Wholesale boundary review threatened one of the major factors which may see Lib Dem MPs successfully defend their seats at the next election: incumbency based on existing constituency boundaries. While Lords reform was a reality that was a trade-off the party was — with real reluctance — prepared to concede. No longer.
As a result, constituency sizes (and therefore individual votes) will become increasingly unequal. That’s bad for democracy. But so too is the perpetuation of an unreformed House of Lords against the promise of all three parties at the last election, and the two governing parties in our Coalition Agreement. I don’t think either the Lib Dems or Tories comes out of this particularly well, and even if “they did start it” — that’s rarely a pretty or successful argument with the public.
And here: The Coalition Agreement does not commit Lib Dems to supporting boundary changes (5 Aug 2012)
My best guess of what will happen next is this: Lords reform will fall and the boundary changes will fall in due course. Neither event is good for democracy. The public should be able to elect those who make the laws we all have to live by; and the public should expect their vote to be worth the same no matter where they live. Political machinations have brought us to where we are, and it’s not pretty to watch… let alone be part of.

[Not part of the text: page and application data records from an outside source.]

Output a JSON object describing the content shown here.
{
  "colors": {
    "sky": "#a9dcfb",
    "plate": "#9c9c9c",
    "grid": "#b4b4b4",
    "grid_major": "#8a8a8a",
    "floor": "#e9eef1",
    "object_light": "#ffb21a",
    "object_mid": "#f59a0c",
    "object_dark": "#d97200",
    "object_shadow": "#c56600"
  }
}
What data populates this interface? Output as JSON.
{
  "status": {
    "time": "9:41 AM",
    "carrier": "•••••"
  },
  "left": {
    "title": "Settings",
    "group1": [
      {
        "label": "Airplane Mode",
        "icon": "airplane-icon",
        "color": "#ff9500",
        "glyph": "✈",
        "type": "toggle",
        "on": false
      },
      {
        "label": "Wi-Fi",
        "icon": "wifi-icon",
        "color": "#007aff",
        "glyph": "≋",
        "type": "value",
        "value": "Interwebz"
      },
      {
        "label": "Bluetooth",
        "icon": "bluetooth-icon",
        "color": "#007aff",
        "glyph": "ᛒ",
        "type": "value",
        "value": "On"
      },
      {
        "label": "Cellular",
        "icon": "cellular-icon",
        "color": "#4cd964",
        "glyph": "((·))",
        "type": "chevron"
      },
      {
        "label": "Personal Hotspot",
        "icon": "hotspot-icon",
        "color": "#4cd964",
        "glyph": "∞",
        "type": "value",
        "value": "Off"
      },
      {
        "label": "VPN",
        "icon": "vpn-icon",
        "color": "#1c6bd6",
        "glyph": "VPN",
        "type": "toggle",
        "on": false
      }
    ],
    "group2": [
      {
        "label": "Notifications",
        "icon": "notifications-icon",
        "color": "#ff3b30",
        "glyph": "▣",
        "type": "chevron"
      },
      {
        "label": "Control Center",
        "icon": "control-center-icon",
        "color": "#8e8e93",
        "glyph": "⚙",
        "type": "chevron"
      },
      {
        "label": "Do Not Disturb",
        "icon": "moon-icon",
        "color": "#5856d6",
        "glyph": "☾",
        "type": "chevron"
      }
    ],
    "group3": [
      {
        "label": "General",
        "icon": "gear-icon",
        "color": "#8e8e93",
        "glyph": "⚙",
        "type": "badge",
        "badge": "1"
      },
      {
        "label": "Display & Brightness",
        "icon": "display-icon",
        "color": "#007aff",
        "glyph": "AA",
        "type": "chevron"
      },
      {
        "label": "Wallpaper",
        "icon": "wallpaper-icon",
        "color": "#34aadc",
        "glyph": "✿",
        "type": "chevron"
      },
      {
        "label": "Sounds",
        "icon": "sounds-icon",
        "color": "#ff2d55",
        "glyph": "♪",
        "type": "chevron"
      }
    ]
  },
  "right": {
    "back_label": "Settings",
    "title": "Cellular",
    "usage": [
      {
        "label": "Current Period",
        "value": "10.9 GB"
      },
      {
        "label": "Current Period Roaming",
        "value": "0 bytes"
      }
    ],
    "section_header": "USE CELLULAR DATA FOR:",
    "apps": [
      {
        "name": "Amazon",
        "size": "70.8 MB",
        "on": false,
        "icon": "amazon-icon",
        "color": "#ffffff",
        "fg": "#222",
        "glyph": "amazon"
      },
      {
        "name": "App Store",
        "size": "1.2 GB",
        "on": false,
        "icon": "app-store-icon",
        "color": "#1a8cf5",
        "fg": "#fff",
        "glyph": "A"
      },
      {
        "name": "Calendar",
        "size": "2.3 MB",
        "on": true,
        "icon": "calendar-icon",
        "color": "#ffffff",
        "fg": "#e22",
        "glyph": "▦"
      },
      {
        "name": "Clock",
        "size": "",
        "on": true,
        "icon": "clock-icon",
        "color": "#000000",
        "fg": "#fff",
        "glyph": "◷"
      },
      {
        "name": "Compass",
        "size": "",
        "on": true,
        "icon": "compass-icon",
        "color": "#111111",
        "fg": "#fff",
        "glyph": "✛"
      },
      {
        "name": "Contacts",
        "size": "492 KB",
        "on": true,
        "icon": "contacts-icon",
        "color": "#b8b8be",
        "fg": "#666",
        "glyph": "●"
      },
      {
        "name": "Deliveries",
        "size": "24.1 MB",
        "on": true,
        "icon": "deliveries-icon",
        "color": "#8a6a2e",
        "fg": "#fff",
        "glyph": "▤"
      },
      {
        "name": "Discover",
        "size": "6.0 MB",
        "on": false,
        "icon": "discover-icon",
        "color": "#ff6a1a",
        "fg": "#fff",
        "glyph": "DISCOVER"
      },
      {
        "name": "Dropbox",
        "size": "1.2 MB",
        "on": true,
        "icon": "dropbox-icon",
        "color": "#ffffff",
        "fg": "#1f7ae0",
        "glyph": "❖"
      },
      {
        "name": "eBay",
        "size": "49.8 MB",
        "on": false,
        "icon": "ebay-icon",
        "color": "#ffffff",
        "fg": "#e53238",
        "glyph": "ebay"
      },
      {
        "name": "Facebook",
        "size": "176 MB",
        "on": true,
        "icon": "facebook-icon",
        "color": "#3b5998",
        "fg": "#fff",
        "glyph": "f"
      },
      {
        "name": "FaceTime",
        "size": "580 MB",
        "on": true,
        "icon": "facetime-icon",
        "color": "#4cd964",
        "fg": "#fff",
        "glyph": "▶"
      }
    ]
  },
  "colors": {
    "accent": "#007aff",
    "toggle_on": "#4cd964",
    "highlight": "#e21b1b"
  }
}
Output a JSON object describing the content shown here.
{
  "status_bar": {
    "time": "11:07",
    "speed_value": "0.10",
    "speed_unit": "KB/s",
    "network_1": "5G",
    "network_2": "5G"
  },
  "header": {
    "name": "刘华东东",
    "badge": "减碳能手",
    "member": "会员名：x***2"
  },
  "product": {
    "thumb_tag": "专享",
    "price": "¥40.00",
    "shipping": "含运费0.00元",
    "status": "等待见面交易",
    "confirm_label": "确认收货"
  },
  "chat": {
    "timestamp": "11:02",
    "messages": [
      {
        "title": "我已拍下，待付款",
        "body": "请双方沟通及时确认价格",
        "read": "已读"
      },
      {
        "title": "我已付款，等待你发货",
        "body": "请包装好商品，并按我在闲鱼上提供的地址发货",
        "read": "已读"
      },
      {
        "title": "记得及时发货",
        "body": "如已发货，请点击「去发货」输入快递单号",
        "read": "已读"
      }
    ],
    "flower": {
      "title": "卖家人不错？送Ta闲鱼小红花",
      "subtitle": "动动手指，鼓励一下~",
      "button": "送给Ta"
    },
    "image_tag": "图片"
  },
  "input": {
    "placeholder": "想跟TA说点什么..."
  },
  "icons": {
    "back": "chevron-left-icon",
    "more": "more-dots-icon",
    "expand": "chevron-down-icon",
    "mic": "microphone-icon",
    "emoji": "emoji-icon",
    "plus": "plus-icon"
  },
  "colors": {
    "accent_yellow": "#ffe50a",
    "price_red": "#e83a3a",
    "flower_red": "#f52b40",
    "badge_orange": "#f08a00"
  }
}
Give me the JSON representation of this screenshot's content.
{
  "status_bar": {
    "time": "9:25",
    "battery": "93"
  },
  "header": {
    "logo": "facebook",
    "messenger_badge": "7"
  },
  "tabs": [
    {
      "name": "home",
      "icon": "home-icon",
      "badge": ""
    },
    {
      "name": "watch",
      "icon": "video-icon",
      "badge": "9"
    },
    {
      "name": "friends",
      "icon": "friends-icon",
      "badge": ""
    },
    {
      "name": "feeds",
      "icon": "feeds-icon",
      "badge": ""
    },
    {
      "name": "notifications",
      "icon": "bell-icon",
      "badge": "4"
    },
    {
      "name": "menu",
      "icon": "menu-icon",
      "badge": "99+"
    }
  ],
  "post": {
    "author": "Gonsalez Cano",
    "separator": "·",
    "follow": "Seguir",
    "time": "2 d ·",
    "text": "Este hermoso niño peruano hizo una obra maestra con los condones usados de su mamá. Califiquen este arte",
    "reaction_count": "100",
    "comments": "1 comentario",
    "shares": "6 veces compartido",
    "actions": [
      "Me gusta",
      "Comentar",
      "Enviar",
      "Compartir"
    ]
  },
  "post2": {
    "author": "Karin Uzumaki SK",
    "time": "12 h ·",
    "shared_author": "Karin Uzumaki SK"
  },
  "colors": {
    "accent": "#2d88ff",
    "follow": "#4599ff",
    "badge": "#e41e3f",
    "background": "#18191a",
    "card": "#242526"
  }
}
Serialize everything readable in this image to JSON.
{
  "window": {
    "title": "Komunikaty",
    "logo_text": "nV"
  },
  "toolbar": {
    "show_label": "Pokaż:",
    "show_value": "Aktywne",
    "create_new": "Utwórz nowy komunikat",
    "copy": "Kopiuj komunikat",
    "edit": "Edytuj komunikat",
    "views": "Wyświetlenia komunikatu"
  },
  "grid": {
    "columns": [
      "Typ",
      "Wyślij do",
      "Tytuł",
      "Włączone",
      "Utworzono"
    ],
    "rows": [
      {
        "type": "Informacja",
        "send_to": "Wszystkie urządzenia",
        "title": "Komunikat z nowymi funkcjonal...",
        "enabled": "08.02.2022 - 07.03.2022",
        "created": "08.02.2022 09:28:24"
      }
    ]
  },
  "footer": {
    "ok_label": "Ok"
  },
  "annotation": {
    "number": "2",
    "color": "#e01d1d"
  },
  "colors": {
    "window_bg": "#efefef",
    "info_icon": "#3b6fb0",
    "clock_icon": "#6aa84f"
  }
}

* Stephen was Editor (and Co-Editor) of Liberal Democrat Voice from 2007 to 2015, and writes at The Collected Stephen Tall.